DATA FOR THIS EXERCISE:
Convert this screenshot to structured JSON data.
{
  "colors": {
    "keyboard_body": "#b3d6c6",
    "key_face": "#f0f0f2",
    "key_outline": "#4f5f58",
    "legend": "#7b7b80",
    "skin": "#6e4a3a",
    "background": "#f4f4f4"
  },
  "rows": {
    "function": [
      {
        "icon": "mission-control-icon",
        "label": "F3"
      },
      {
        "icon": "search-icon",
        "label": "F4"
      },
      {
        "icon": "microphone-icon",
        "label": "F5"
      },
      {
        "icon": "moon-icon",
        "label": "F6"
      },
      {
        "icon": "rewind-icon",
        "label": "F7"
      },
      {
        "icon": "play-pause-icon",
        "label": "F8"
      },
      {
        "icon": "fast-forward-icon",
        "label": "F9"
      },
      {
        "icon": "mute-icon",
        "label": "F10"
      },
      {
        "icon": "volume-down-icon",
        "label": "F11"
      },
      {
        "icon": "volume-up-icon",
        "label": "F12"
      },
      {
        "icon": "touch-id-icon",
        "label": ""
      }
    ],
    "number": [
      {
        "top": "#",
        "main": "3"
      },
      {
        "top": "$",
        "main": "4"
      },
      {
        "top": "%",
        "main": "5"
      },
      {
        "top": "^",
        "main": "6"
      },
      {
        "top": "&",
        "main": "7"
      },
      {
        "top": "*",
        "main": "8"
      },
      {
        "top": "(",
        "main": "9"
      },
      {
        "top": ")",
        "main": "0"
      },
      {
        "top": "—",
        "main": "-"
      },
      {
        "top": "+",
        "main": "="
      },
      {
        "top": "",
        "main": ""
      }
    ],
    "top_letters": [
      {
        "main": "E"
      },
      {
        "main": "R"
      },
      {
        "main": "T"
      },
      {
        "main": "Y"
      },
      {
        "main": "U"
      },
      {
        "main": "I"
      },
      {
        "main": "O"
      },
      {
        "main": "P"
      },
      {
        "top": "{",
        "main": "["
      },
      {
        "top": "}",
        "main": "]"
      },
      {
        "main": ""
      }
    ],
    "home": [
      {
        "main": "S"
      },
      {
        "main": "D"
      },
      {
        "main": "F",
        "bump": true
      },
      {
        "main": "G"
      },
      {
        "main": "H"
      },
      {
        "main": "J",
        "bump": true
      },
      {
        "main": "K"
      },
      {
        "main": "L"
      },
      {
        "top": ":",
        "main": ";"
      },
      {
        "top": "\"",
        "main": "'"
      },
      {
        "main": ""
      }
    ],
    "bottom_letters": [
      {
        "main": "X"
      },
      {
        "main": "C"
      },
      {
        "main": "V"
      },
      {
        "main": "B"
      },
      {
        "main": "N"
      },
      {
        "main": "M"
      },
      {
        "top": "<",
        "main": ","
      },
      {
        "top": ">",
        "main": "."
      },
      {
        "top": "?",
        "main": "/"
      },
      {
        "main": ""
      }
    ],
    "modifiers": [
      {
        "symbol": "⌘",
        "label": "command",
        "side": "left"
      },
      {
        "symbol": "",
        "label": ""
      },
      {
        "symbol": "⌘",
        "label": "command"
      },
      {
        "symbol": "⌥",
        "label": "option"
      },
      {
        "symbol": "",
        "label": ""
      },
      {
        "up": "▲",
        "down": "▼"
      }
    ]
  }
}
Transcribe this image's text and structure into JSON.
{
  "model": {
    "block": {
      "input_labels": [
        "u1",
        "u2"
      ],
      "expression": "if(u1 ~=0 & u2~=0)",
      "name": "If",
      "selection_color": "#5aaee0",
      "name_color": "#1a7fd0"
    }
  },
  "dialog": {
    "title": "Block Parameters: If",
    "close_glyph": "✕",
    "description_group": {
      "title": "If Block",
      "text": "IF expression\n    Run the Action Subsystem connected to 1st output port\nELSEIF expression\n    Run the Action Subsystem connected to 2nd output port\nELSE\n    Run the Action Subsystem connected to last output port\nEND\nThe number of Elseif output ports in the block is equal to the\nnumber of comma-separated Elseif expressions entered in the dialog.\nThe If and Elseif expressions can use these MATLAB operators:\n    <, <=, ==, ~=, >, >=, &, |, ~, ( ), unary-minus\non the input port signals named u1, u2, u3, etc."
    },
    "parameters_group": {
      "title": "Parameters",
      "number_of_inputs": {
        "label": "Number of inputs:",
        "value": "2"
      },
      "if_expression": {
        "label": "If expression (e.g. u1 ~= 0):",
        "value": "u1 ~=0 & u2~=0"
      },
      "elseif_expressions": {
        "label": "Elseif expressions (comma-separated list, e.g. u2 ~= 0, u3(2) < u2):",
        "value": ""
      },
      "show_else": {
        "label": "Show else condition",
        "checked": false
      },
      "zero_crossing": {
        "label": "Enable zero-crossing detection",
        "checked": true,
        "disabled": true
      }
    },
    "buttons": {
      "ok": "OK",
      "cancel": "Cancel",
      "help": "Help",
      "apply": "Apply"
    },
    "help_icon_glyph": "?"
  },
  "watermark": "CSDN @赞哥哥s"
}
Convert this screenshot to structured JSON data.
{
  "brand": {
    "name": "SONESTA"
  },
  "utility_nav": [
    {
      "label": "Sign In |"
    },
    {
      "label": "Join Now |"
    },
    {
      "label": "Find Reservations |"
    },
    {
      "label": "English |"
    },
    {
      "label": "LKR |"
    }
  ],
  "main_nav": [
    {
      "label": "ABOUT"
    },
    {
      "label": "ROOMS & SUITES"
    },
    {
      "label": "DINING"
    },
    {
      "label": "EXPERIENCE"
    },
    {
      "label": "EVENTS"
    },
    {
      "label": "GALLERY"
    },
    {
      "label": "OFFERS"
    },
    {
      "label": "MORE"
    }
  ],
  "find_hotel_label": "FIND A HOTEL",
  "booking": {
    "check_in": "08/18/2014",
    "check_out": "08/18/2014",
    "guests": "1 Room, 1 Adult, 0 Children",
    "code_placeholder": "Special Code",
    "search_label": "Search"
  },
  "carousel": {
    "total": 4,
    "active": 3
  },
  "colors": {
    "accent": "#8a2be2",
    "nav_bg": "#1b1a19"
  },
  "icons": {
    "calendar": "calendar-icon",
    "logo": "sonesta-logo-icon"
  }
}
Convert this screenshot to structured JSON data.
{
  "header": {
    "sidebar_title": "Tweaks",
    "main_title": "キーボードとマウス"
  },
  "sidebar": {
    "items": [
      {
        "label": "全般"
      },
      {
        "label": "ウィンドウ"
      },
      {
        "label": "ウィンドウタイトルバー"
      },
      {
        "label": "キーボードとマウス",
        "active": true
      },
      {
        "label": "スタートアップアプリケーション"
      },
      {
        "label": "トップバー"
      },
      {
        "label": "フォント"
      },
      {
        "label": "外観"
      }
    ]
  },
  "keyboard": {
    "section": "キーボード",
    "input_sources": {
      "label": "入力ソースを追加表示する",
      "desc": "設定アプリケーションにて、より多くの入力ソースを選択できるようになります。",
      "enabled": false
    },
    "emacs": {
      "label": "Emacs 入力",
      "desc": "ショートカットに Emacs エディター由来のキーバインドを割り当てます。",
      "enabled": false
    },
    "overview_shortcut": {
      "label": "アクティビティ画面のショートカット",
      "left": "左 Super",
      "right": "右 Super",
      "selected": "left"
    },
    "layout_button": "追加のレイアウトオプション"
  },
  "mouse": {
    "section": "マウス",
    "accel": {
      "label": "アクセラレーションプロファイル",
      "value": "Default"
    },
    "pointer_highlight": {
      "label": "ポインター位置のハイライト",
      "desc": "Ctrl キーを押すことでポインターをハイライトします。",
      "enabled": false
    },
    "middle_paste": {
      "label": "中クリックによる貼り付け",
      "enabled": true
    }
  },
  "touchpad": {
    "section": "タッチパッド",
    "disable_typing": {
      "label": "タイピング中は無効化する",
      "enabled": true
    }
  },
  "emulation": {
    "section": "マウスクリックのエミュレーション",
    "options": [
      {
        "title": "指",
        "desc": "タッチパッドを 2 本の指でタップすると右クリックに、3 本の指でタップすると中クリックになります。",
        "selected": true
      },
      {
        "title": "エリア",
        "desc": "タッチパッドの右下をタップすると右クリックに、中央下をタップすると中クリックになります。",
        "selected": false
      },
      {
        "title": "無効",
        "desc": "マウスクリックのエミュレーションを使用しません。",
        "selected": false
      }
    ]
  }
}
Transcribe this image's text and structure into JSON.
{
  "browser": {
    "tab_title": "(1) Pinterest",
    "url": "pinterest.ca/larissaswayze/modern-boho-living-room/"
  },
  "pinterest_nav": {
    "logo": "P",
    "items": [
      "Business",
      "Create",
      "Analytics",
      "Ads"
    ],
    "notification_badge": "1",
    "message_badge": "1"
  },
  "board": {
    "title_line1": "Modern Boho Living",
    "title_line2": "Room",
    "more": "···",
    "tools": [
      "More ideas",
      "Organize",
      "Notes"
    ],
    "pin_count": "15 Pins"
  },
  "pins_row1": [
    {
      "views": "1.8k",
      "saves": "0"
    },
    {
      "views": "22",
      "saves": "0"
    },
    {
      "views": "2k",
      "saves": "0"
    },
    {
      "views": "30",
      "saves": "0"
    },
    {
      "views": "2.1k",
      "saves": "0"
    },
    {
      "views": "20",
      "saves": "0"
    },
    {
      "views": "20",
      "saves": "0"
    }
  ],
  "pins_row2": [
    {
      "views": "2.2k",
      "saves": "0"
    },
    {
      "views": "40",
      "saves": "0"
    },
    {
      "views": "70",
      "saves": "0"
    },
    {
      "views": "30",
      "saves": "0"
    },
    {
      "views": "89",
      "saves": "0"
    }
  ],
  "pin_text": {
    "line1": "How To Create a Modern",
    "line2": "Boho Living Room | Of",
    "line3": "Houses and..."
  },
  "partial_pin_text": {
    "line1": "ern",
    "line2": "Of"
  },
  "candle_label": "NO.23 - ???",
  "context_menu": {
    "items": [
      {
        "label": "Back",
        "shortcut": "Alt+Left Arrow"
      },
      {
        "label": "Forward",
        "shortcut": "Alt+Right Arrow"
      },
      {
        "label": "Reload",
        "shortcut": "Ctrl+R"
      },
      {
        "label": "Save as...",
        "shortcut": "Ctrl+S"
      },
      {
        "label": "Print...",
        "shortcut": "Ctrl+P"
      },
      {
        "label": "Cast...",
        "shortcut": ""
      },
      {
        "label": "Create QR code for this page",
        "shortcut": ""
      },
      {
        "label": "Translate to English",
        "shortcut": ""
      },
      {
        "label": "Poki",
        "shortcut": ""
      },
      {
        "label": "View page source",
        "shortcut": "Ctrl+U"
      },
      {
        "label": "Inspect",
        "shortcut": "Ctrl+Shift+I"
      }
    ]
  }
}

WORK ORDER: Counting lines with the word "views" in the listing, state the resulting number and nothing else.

OUTPUT FOR THIS EXERCISE: 12